Still undeterred, last Thursday Zelaya led a group of his supporters to break into the military installation where the ballots from Venezuela were being stored and then had his people distribute them in defiance of the Supreme Court's order. By the way, elections in Honduras are supposed to be managed and overseen by the Honduran Election Tribunal, which was not involved in any of Zelaya's efforts.
Sunday morning, acting under orders of the Supreme Court, the Honduran military dragged Zelaya out of bed at 6 AM, arrested him, put him on a plane in his pajamas, flew him to Costa Rica, and released him. They literally threw him out of the country.
The Honduran Congress immediately met in emergency session and designated its president as the interim executive as stipulated in Honduran law. It also said that presidential elections set for November will go forward.
Honduras has one of the strongest democracies in the world. When Presidential elections are held, typically 80-90% of the eligible population votes (compared to only 50% in the U.S.). This situation clearly shows how democratic checks and balances are supposed to work.
When the President tried to overstep his bounds, the legislative and judicial branches stepped in and did not allow it. You might make a case that Zelaya should have been arrested and held in Honduras, but I understand he was exiled in order to minimize the probability of violence. Obviously, he will have an even better opportunity to state his case while not in confinement. In fact, he has already been invited to address the U.N. General Assembly.
So where does the U.S. government stand on this situation? Well, Obama stands shoulder to shoulder with Hugo Chavez, Fidel Castro and Daniel Ortega in calling for Zelaya to be re-instated as President! President Obama said the U.S. government believed the takeover was "not legal" and that Zelaya remained the country's leader! U.S. press secretary Robert Gibbs said "We're seeking to restore that democratic norm in Honduras, and haven't changed the recognition of who we believe is the president of that country"!
So much for the United States being the world's biggest supporter of democracy! Even worse than the situation in Iran, where Obama remained silent while protesters were slaughtered in the streets by an oppressive government, in Honduras Obama has gone on record as calling for the re-instatement of a leader who has been ousted by his country's legislative and judicial processes!
One might ask WHY?
Well, consider this;
No where in the U.S. Constitution does it give the government the power to fire private company employees. But how many bank and automotive executives have been forced out by Obama's administration since January 20th?
No where in the U.S. Constitution does it give the government the power to own private companies. So how did the government end up owning 70% of General Motors Corporation?
No where in the U.S. Constitution does it give the government the power to set salaries in the private sector, as Obama's administration is currently doing in banks that have taken TARP money.
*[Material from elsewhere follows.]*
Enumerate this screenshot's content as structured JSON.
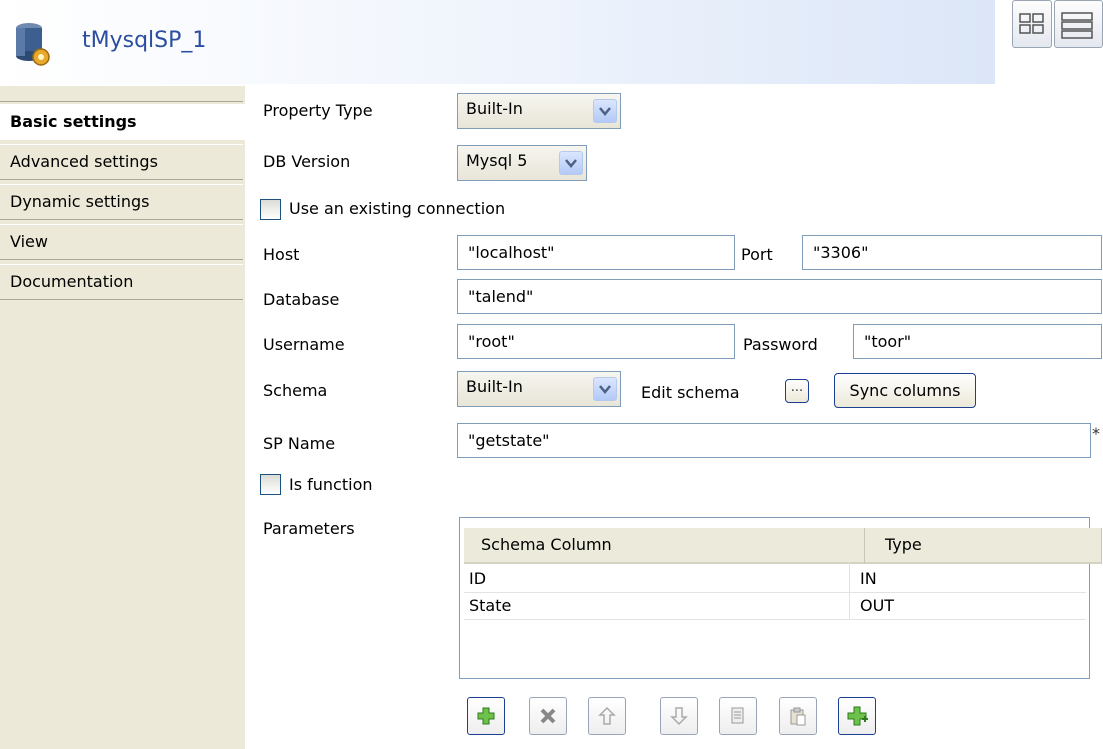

No where in the U.S. Constitution does it give the executive branch the power to appoint Czars to make rules governing private industry, that role is reserved for the legislative branch of our government..
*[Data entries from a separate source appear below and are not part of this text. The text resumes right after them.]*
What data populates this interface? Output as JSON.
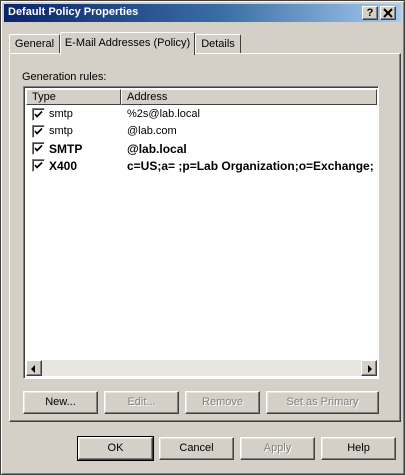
{
  "window": {
    "title": "Default Policy Properties"
  },
  "title_buttons": {
    "help": "?",
    "close": "X"
  },
  "tabs": [
    {
      "label": "General",
      "active": false
    },
    {
      "label": "E-Mail Addresses (Policy)",
      "active": true
    },
    {
      "label": "Details",
      "active": false
    }
  ],
  "generation_rules": {
    "label": "Generation rules:",
    "columns": {
      "type": "Type",
      "address": "Address"
    },
    "rows": [
      {
        "checked": true,
        "type": "smtp",
        "address": "%2s@lab.local",
        "bold": false
      },
      {
        "checked": true,
        "type": "smtp",
        "address": "@lab.com",
        "bold": false
      },
      {
        "checked": true,
        "type": "SMTP",
        "address": "@lab.local",
        "bold": true
      },
      {
        "checked": true,
        "type": "X400",
        "address": "c=US;a= ;p=Lab Organization;o=Exchange;",
        "bold": true
      }
    ]
  },
  "rule_buttons": {
    "new": "New...",
    "edit": "Edit...",
    "remove": "Remove",
    "set_primary": "Set as Primary"
  },
  "dialog_buttons": {
    "ok": "OK",
    "cancel": "Cancel",
    "apply": "Apply",
    "help": "Help"
  },
  "colors": {
    "title_gradient_start": "#0a246a",
    "title_gradient_end": "#a6caf0",
    "face": "#d4d0c8"
  }
}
No where in the U.S. Constitution does it give the President the power to set aside contracts. So how did GM bond holders end up getting the shaft while the unions profited?
In fact, all of these things are prohibited by the U.S. Constitution.
Like Zelaya, Chavez, Castro, and Ortega, President Obama does not believe a country's Constitution should limit his power.
Unfortunately, our Congress and our Courts have yet to show the courage and determination that the Honduran Legislators and Supreme Court have shown.
Isn't it amazing that we have to look to a small country in Central America to see how democracy is supposed to work, while our President sides with the likes of Zelaya, Chavez, Castro, and Ortega!
WAKE UP AMERICA!